* **SUPPLIED MATERIAL**:
━━━━━━━━━━
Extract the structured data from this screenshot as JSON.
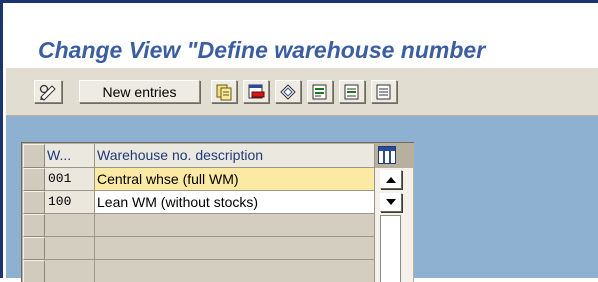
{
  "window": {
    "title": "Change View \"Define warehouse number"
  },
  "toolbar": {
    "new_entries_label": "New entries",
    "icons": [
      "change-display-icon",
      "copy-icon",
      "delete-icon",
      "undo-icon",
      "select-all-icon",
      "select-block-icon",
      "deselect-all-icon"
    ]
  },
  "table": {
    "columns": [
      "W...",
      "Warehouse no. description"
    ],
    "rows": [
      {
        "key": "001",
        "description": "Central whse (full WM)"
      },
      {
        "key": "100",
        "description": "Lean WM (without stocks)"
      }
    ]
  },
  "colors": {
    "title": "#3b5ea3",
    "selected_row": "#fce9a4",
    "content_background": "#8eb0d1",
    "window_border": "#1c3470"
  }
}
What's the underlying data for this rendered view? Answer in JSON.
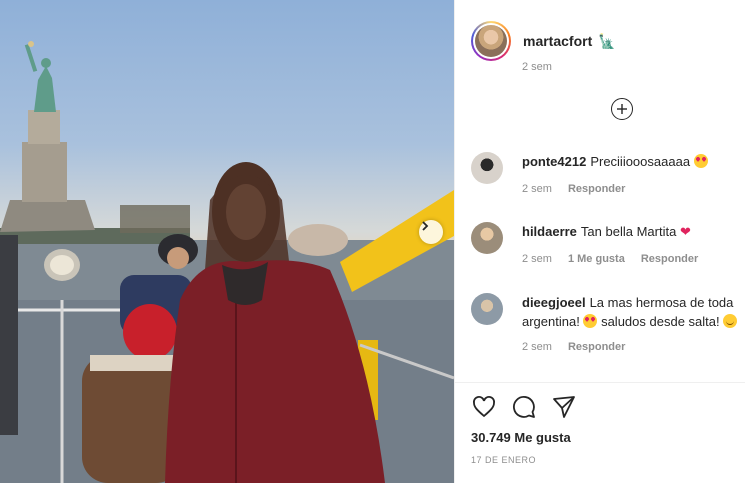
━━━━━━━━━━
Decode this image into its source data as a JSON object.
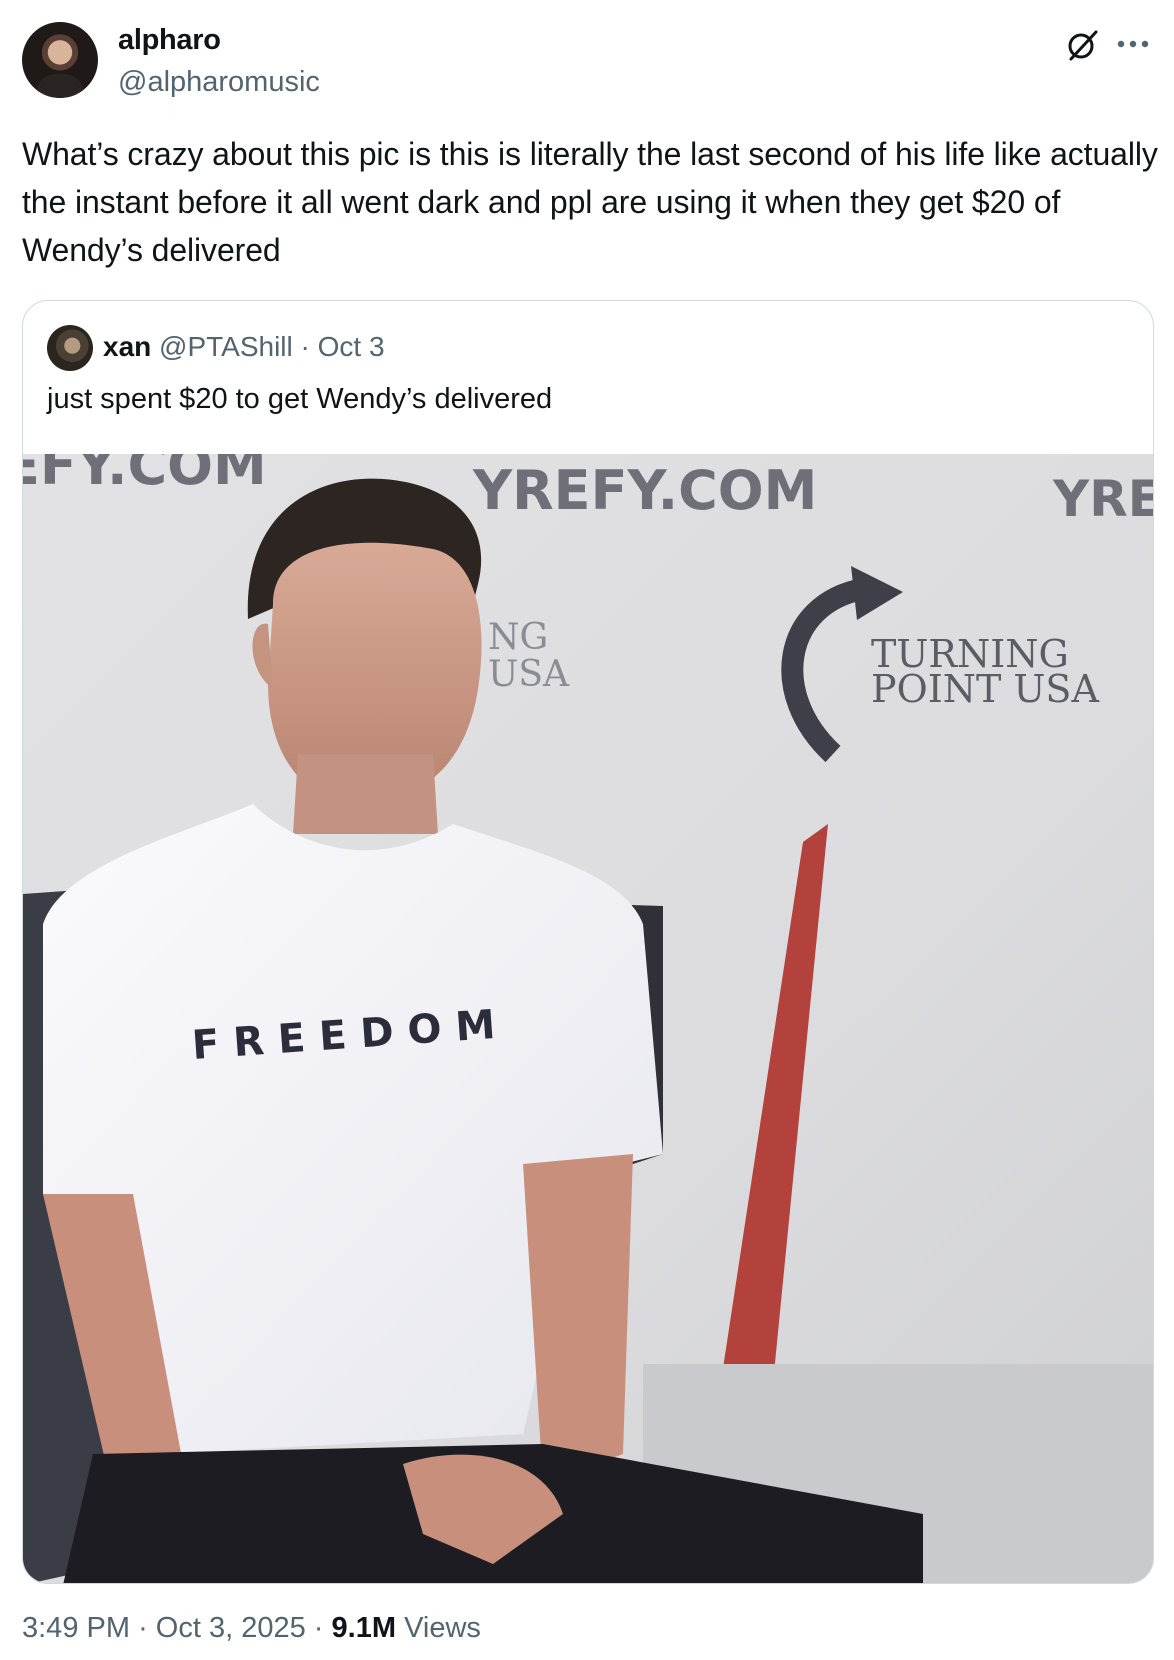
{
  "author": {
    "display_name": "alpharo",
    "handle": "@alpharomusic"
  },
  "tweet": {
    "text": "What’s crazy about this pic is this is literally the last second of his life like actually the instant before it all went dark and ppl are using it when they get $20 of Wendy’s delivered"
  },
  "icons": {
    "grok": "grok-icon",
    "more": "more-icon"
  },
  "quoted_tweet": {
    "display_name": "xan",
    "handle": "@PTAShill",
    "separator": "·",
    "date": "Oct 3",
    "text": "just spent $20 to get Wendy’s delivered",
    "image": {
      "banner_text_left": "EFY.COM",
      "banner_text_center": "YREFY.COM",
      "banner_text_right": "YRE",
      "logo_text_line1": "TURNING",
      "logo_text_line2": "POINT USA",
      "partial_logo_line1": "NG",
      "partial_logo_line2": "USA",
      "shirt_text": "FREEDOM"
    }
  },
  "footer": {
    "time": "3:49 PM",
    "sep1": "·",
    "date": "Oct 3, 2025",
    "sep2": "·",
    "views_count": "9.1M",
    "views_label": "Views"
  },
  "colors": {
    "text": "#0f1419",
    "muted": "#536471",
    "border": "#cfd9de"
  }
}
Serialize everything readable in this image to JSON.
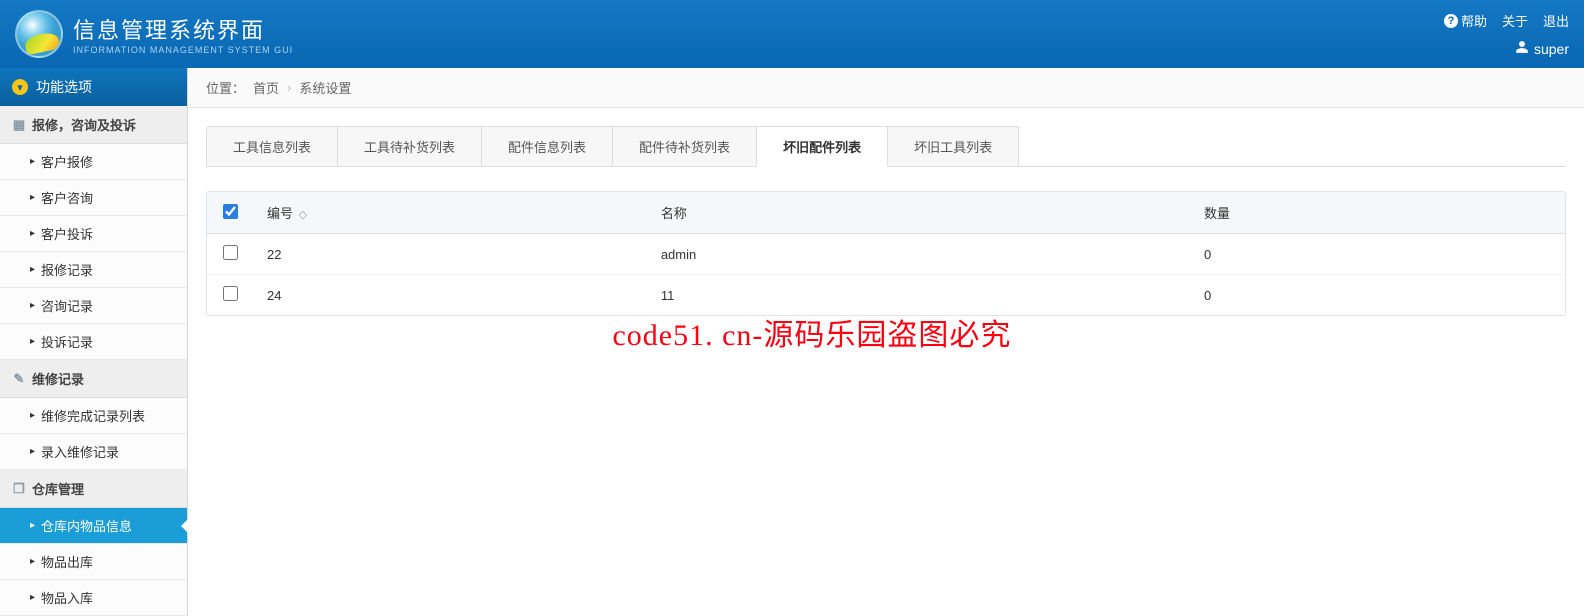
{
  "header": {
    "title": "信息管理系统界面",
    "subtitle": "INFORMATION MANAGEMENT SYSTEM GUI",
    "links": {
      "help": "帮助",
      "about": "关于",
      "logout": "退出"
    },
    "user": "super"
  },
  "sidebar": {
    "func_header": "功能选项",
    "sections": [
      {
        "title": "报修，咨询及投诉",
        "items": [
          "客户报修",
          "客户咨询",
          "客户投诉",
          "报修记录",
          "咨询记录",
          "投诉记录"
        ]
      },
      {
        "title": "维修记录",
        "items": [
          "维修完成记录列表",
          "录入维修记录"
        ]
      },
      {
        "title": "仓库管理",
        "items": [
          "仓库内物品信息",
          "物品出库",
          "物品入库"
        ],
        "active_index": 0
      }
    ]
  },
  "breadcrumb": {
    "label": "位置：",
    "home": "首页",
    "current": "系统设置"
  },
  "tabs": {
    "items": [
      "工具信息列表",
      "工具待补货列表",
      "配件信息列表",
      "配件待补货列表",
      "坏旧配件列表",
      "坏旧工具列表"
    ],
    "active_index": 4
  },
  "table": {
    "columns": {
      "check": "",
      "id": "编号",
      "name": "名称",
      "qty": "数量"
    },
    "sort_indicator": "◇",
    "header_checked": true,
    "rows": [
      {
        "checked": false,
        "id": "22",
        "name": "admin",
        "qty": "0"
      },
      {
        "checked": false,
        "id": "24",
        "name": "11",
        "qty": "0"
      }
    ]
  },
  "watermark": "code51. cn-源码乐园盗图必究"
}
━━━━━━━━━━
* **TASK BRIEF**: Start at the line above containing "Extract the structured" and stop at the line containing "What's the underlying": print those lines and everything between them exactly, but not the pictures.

* **ANSWER BOX**:
Extract the structured data from this screenshot as JSON.
{
  "window": {
    "title": "Change View \"Define warehouse number"
  },
  "toolbar": {
    "new_entries_label": "New entries",
    "icons": [
      "change-display-icon",
      "copy-icon",
      "delete-icon",
      "undo-icon",
      "select-all-icon",
      "select-block-icon",
      "deselect-all-icon"
    ]
  },
  "table": {
    "columns": [
      "W...",
      "Warehouse no. description"
    ],
    "rows": [
      {
        "key": "001",
        "description": "Central whse (full WM)"
      },
      {
        "key": "100",
        "description": "Lean WM (without stocks)"
      }
    ]
  },
  "colors": {
    "title": "#3b5ea3",
    "selected_row": "#fce9a4",
    "content_background": "#8eb0d1",
    "window_border": "#1c3470"
  }
}
What's the underlying data for this rendered view? Answer in JSON.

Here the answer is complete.